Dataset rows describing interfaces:

[Start of section]

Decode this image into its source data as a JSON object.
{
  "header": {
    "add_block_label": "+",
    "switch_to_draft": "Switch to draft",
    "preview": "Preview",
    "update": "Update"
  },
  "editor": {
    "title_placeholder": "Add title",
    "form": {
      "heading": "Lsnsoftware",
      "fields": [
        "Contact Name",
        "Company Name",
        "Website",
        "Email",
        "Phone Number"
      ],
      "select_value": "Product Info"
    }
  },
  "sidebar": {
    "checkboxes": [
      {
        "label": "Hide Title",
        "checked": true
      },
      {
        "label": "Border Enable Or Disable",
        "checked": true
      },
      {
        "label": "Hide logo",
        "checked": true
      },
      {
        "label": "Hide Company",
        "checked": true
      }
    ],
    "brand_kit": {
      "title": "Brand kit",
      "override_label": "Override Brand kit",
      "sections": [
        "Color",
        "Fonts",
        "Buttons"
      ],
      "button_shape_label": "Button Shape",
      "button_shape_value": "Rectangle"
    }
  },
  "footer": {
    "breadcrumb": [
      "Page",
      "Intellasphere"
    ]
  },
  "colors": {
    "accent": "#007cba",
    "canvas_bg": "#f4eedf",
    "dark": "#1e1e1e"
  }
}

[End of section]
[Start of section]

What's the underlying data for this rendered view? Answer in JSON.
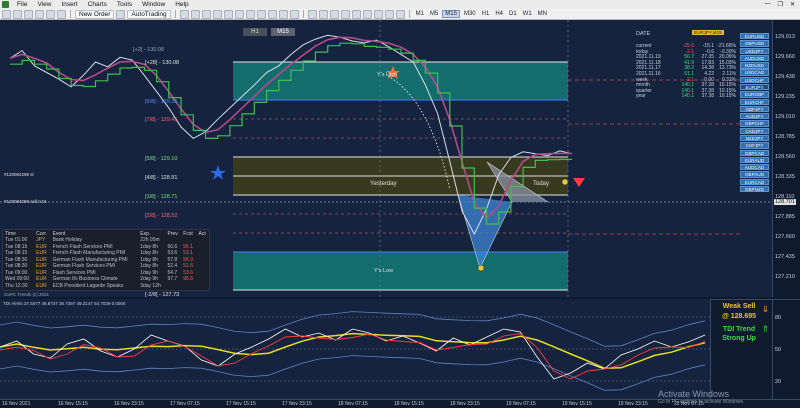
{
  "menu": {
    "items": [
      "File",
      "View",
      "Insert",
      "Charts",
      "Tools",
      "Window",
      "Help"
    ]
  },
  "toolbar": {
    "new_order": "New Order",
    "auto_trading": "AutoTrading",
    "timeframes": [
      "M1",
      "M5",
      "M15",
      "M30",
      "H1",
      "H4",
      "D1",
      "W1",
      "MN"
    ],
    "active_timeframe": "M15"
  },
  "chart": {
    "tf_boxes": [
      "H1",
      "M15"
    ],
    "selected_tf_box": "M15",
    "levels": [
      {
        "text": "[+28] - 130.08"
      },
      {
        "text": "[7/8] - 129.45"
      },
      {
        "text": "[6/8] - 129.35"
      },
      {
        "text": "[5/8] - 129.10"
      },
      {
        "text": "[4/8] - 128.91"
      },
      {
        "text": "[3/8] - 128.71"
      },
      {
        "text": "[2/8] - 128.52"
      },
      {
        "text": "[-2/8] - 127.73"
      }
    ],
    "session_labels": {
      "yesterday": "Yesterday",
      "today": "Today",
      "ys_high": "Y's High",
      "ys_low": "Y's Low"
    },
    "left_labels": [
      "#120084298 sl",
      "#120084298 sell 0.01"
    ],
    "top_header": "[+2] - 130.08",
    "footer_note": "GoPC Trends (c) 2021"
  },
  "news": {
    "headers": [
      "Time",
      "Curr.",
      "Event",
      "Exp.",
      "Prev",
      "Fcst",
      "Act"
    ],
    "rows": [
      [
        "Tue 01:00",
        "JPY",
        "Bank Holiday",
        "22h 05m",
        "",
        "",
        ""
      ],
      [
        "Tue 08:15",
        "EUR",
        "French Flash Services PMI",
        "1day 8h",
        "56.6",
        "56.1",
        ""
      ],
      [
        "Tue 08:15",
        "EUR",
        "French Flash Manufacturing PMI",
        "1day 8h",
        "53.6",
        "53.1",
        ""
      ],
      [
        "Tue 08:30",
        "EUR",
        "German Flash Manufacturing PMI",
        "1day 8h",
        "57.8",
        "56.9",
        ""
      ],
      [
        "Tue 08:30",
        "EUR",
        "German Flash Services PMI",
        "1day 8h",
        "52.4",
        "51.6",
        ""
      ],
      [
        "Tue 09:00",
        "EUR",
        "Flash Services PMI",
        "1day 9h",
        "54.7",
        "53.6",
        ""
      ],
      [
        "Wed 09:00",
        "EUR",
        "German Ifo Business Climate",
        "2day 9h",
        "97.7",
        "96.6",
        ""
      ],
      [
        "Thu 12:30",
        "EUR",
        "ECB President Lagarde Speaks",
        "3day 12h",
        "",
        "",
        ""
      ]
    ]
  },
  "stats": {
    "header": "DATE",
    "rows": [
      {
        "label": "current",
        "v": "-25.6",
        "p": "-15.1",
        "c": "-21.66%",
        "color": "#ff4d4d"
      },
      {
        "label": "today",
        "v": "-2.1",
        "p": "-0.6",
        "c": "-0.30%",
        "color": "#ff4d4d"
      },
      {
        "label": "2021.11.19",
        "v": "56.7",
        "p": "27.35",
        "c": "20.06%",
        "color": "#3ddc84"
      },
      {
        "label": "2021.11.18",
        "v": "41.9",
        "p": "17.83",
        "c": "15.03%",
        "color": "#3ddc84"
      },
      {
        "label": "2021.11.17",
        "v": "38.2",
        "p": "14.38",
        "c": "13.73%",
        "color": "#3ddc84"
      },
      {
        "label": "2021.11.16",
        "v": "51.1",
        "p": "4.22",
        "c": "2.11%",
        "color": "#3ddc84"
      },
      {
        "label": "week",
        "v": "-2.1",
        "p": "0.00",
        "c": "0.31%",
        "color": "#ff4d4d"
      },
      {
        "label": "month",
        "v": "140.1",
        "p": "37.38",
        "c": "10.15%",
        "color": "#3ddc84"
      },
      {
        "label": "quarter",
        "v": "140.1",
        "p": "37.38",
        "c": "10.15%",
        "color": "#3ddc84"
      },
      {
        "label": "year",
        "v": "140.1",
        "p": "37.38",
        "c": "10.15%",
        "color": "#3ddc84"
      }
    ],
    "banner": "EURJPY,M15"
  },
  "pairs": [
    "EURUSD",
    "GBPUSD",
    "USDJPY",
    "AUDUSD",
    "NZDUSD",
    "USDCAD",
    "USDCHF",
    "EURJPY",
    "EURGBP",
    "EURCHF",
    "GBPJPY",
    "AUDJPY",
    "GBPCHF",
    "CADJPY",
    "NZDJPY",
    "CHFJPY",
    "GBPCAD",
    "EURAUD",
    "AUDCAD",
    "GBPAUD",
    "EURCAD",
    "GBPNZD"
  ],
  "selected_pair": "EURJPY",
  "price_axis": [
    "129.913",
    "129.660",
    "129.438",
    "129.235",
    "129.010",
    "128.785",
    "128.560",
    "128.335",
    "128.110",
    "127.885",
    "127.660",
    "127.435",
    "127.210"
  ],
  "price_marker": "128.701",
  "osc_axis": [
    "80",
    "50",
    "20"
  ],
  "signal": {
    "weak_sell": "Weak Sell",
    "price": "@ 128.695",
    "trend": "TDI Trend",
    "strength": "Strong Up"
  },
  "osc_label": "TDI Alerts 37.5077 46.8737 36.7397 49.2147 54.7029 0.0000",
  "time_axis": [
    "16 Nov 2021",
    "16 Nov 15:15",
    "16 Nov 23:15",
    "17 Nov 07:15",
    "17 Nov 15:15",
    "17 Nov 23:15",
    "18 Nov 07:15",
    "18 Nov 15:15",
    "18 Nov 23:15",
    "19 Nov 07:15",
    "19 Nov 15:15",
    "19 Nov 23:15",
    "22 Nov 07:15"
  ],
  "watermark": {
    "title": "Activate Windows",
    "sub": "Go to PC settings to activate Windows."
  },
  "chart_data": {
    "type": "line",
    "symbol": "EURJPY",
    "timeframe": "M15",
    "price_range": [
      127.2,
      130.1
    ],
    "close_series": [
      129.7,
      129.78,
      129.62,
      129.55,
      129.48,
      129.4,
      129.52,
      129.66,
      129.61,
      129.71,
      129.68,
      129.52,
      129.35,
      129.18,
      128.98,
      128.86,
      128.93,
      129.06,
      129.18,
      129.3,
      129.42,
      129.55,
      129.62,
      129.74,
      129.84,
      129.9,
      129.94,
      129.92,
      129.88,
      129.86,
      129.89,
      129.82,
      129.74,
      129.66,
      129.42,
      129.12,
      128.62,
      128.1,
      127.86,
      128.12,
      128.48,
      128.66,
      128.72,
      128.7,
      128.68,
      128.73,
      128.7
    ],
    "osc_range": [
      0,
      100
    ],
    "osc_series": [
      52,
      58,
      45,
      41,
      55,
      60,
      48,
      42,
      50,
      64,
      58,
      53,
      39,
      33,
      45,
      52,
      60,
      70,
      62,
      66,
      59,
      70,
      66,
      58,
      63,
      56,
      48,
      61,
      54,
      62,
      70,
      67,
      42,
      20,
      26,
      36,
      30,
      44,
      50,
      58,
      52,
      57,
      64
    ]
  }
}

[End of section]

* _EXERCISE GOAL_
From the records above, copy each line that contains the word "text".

* _ANSWER BOX_
        "text": "[+28] - 130.08"
        "text": "[7/8] - 129.45"
        "text": "[6/8] - 129.35"
        "text": "[5/8] - 129.10"
        "text": "[4/8] - 128.91"
        "text": "[3/8] - 128.71"
        "text": "[2/8] - 128.52"
        "text": "[-2/8] - 127.73"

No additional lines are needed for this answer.